What is a Wetland ?
Wetlands are habitats that fall somewhere on the environmental spectrum between land and water. Since wetlands lie at the interface of terrestrial and aquatic habitats, they possess a unique mixture of species, conditions, and interactions. As a result, wetlands are among our planet's most diverse and varied habitats. Wetlands are defined by the soils, hydrology, and species that occur within them. Wetland soils, also known as hydric soils, are shaped by water. These soils are saturated or even submerged all or part of the year. Hydric soils vary depending on the composition of the soil and water in the area and therefore, wetlands vary greatly throughout the world. Wetlands occur in all ecological regions throughout the world except Antarctica. There are wetlands in the Arctic (which include fens, swamps, marshes, and bogs), wetlands along coastlines (such as mangrove forests, coastal swamps, and tidal marshes), and wetlands throughout inland regions (ponds, marshes, swamps, vernal pools, and riparian systems). Wetlands are highly productive communities and provide habitat and food resources for a wide range of species. Wetlands have a high level of nutrients and coupled with the availability of water they provide ideal habitat for fish, amphibians, shellfish, and insects. Additionally, many birds and mammals rely on wetlands for food, water, breeding grounds, and shelter.
Importance of wetlands
Wetlands play an essential part in the regulation of river flow, they filter pollutants and fertilizers, they are spawning zones for some species of fish (pike in particular). They also provide a habitat for plants, insects, batrachians and birds…
| The present valleys and river beds were formed in the aftermath of the last glacial periods (erosion, deposits of sand and gravel), followed by a return to the present climate (deposits of fine organic or mineral alluvial silt and ongoing erosion). Different types of features can be distinguished : from the river bed carved out of the rock to alluvial valleys formed from a succession of deposits of gravel, fine sand and peat.
| The expanse of groundwater in these deposits when they are well developed can constitute a large reserve which absorbs the variations of water flow. Alluvial deposits act rather like sponges which absorb surplus water before releasing it later. In these alluvial areas part of the water follows the course of the river: this drainage can represent a large volume. This water has been filtered, has a more constant temperature and constitutes a reserve of good quality water.
When the flow of water from the river basin has to cross these alluvial formations before joining rivers significant quantities of nitrates or pesticides contained in the water are eliminated by the action of bacteria trapped in the soil or by the vegetation. These two functions – regulation of flow and retention of diffused pollutants from the river basin –combined with the positive effects on the fauna such as providing a specific habitat for fish (a safe area for spawning for some species and pike in particular spawn in flooded grasslands) and bird life make these areas very important ecological zones.

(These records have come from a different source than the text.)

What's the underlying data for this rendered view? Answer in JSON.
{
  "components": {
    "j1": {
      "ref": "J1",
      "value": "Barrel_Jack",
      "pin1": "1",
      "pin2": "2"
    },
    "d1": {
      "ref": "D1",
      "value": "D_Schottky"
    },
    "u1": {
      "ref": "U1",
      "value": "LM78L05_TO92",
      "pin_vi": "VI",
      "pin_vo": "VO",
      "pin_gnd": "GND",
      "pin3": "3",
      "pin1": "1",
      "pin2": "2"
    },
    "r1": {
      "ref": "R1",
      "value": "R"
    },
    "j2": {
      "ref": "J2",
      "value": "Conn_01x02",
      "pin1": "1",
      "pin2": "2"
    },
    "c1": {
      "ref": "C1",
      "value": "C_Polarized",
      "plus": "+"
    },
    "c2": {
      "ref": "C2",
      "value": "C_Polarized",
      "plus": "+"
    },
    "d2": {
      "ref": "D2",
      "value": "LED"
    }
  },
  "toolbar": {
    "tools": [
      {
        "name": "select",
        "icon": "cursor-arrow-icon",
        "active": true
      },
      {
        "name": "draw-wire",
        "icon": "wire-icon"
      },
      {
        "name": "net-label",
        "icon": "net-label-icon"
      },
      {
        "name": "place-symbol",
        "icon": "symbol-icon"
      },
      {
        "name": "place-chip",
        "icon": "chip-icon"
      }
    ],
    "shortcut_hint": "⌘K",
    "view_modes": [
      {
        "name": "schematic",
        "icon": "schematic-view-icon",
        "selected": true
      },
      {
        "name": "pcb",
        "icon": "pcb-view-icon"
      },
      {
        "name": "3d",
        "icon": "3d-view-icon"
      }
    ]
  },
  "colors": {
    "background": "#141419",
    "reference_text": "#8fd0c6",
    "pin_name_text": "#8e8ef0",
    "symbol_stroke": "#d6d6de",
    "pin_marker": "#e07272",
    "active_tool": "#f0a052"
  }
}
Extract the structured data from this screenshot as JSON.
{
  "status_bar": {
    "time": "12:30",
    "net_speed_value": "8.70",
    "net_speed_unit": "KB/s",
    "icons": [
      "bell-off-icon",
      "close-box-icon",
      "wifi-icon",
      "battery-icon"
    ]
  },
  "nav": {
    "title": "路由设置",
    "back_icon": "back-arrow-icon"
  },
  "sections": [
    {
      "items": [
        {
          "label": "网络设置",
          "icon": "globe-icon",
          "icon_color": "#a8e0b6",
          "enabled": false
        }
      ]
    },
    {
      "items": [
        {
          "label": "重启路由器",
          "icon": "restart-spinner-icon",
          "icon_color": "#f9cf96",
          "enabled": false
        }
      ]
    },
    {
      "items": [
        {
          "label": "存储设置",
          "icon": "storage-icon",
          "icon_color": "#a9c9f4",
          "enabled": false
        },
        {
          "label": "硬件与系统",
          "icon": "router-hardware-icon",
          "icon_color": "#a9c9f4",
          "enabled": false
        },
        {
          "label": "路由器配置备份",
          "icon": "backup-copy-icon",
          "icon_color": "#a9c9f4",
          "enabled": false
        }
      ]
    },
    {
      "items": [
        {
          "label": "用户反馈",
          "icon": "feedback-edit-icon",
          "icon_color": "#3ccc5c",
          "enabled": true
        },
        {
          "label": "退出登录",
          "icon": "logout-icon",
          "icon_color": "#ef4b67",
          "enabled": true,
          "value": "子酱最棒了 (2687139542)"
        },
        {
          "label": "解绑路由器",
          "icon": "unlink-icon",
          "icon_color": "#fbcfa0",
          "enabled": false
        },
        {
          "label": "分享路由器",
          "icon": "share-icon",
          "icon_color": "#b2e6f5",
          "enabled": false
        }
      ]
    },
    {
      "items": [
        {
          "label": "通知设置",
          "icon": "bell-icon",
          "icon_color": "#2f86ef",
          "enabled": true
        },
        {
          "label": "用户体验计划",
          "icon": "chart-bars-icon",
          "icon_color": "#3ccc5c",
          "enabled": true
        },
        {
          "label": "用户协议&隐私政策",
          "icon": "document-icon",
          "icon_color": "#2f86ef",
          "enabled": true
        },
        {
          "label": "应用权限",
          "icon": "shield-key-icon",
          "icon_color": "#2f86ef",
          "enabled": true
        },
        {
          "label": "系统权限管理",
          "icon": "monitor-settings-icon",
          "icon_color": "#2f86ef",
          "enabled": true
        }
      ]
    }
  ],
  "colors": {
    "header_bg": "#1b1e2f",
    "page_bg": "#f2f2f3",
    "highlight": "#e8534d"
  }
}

| In traditional landscapes these wetlands have specific features: wet grasslands, rushes, willows, etc. but in some regions the systematic drainage of this water-logged soil has resulted in the disappearance of these buffer zones. Even worse corn culture which leaves the earth laid bare for long periods, and which needs large quantities of fertilizers and pesticides appears to be disastrous for rivers downstream: sudden rises in water level, low water levels, poor water quality. Sand and gravel extraction in large alluvial valleys has also transformed the landscape. The consequences of these industries are often negative : floodwater no longer spreads out...
Please join StudyMode to read the full document